## Source data
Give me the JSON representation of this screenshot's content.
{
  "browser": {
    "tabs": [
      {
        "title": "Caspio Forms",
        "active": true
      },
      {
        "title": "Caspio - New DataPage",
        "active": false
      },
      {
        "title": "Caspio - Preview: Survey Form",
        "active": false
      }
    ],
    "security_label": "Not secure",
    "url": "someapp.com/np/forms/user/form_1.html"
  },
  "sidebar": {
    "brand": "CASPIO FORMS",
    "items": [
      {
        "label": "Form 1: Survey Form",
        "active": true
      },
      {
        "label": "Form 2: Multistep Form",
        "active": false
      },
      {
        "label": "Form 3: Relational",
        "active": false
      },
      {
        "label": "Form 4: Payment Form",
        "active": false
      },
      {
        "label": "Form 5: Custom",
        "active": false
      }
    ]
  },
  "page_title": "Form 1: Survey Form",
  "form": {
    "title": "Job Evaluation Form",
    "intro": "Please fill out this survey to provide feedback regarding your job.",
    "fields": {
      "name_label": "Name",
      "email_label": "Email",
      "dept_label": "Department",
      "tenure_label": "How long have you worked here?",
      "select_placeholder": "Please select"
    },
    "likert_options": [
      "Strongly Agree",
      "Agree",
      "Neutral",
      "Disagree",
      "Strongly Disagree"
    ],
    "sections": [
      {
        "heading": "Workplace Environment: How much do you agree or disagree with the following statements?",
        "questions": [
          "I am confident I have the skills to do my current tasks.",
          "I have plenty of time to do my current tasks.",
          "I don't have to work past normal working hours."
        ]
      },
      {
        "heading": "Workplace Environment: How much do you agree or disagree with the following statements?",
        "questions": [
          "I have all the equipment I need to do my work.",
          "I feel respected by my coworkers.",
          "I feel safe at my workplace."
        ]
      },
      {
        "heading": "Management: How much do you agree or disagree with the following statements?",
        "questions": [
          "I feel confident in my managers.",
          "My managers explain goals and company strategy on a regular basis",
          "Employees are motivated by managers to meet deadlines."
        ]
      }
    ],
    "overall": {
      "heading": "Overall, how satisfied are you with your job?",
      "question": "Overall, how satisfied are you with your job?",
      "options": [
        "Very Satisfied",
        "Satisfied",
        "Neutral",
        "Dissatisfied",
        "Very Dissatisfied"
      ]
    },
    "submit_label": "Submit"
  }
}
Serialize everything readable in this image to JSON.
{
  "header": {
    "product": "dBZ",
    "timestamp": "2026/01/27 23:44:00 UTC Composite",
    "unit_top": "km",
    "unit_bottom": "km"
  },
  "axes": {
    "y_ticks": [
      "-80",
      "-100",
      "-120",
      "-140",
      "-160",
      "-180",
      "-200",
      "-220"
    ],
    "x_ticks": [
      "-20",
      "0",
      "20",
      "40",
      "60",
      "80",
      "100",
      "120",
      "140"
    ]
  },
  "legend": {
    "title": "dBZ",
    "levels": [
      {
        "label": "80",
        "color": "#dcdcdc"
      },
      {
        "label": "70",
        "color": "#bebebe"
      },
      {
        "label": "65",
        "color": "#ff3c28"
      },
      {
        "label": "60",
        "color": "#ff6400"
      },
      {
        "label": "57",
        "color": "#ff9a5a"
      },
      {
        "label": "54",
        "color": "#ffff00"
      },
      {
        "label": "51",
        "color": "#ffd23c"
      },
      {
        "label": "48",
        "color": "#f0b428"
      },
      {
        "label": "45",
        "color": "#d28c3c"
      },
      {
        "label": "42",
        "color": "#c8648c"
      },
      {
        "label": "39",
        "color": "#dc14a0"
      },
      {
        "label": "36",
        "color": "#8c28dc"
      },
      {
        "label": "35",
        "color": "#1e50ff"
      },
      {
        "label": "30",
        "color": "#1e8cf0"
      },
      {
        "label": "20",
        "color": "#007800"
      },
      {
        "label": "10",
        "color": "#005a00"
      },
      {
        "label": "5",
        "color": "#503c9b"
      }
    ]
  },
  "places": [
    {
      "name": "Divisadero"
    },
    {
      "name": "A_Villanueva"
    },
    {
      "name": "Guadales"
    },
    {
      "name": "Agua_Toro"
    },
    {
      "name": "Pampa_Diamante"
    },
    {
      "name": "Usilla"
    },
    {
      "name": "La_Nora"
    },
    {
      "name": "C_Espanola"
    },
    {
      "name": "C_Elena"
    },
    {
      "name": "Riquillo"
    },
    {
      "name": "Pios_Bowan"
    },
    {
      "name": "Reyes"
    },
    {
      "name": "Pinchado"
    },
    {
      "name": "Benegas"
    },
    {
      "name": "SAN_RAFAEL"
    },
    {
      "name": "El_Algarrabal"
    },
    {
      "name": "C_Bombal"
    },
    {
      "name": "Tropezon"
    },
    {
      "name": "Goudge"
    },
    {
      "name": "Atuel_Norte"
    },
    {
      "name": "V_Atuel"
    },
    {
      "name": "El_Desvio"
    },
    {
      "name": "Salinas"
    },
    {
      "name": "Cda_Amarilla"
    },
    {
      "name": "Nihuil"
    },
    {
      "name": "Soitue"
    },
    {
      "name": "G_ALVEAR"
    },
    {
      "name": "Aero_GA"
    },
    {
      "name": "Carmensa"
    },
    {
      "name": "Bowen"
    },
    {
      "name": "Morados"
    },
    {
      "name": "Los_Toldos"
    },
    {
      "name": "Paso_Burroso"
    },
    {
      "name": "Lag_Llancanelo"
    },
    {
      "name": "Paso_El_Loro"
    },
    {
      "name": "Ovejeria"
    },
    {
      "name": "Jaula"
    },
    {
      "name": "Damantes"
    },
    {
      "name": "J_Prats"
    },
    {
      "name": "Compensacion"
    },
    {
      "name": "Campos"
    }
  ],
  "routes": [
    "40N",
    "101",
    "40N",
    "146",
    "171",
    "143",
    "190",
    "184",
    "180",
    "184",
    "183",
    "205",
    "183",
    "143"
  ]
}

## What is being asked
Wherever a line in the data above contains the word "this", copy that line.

## Worked solution
Give me the JSON representation of this screenshot's content.
    "intro": "Please fill out this survey to provide feedback regarding your job.",
Serialize everything readable in this image to JSON.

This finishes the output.